Dickinson Research Extension Center

Accessibility


| Share

Roads, Pipes, Crops, and Soil: An Examination of Changes in the Physical Landscape through Environmental Planning and Photography

The Dickinson Research and Extension Center is now hosting an Exhibition by Meghan L. E. Kirkwood titled: Roads, Pipes, Crops, and Soil: An Examination of Changes in the Physical Landscape through Environmental Planning and Photography.

There is a robust amount of publicly available data and research about the Bakken region, but too often it is presented in formats ill-equipped to inform citizens or to ground public discourse: data sets, uncommon file formats, annual reports. The Bakken formation extends over 200,000 sq. miles and the issues affecting this area are as vast as its geography. This collection of boards and photographs seeks to highlight big changes and promote discussion on resultant issues that are difficult to conceptualize.

Roads, Pipes, Crops, and Soil is a collaborative landscape architecture and photography exhibit that looks at physical impacts on environmental and social systems as a result of rapid oil and natural gas development. Physical alterations to the western North Dakota landscape are one aspect of the complex intersection of physical, biological, and social changes resulting from an increase in natural resource extraction activities. The creation of new roads, pipelines, housing, and commercial zones has reshaped parts of the region and these changes will have legacy beyond the boom and bust cycle of oil development on residents. This exhibition aims to describe some of these changes and assist in current reflections by residents over the region’s long-term planning.

Landscape Architecture and Environmental Photography are both process driven disciplines that produce work to represent places and issues in the context of time. Environmental planning is considered “the theory and practice of making good, interrelated decisions about the natural environment (natural resources, wildlife, and natural hazards), working landscapes (farms, forests, and lands from which minerals are extracted), public health (air and water pollution, toxins, and waste disposal), and the built environment.[1] Environmental Photography describes a method of examining the landscape in relation to its use and management. Rather than foreground the individual photographer’s interpretation of a given space, Environmental Photography seeks to explicate the role of biological and engineered inputs in shaping a landscape. Both Environmental Planning and Environmental Photography disciplines employ a holistic approach towards the investigation of landscapes. Through a shared focus on analyzing physical, social, and biological inputs, the two disciplines work to overcome the pull of the picturesque and reveal the landscape as a dynamic system.

This exhibition represents an ongoing collaboration between two North Dakota State University Assistant professors, who both work in the region. Dominic L. Fisher is an Assistant Professor of Landscape Architecture and a practicing landscape architect. His experience in large-scale land planning helps to engage community input and aid planners and engineers involved in public infrastructure projects. Meghan L.E. Kirkwood is an Assistant Professor Visual Arts. Her research focuses on the representation of landscape, in particular, how landscape images both reflect and reinforce values towards the natural environment.

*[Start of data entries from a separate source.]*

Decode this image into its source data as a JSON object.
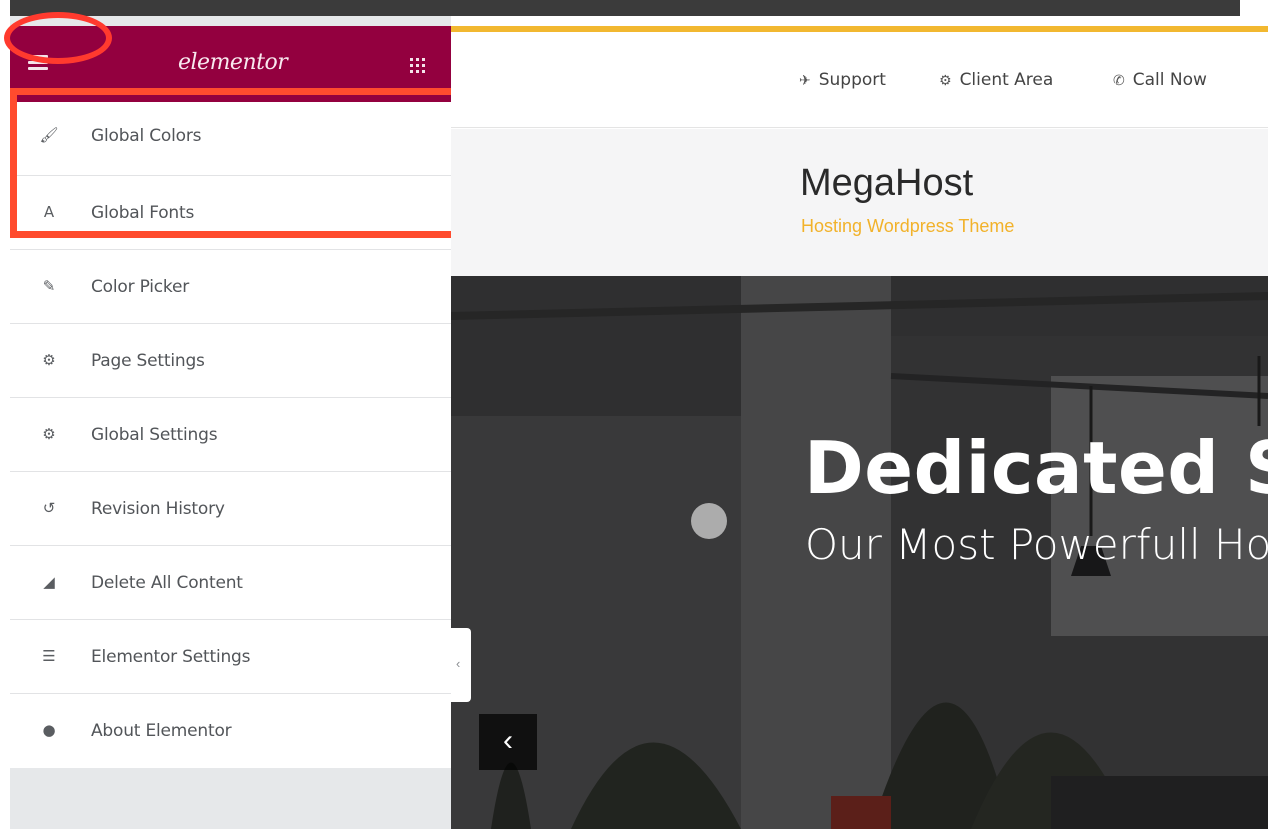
{
  "sidebar": {
    "brand": "elementor",
    "items": [
      {
        "label": "Global Colors",
        "icon": "brush-icon",
        "glyph": "🖌"
      },
      {
        "label": "Global Fonts",
        "icon": "font-icon",
        "glyph": "A"
      },
      {
        "label": "Color Picker",
        "icon": "eyedropper-icon",
        "glyph": "✎"
      },
      {
        "label": "Page Settings",
        "icon": "gear-icon",
        "glyph": "⚙"
      },
      {
        "label": "Global Settings",
        "icon": "cogs-icon",
        "glyph": "⚙"
      },
      {
        "label": "Revision History",
        "icon": "history-icon",
        "glyph": "↺"
      },
      {
        "label": "Delete All Content",
        "icon": "eraser-icon",
        "glyph": "◢"
      },
      {
        "label": "Elementor Settings",
        "icon": "list-icon",
        "glyph": "☰"
      },
      {
        "label": "About Elementor",
        "icon": "info-icon",
        "glyph": "●"
      }
    ],
    "collapse_glyph": "‹"
  },
  "preview": {
    "toplinks": [
      {
        "label": "Support",
        "icon": "plane-icon",
        "glyph": "✈"
      },
      {
        "label": "Client Area",
        "icon": "cogs-icon",
        "glyph": "⚙"
      },
      {
        "label": "Call Now",
        "icon": "phone-icon",
        "glyph": "✆"
      }
    ],
    "logo_title": "MegaHost",
    "logo_subtitle": "Hosting Wordpress Theme",
    "hero_title": "Dedicated S",
    "hero_subtitle": "Our Most Powerfull Hosting",
    "slider_prev_glyph": "‹"
  },
  "colors": {
    "brand": "#93003f",
    "highlight": "#ff4b2e",
    "accent": "#f2b830"
  }
}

All photographs were taken by Meghan L. E. Kirkwood and are archival pigment prints, 16 x 20 inches.


[1] Tom Daniels and Katherine Daniels. The environmental planning handbook: for sustainable communities and regions. American Planning Association, 2003.

 


Creative Commons License
Feel free to use and share this content, but please do so under the conditions of our Creative Commons license and our Rules for Use. Thanks.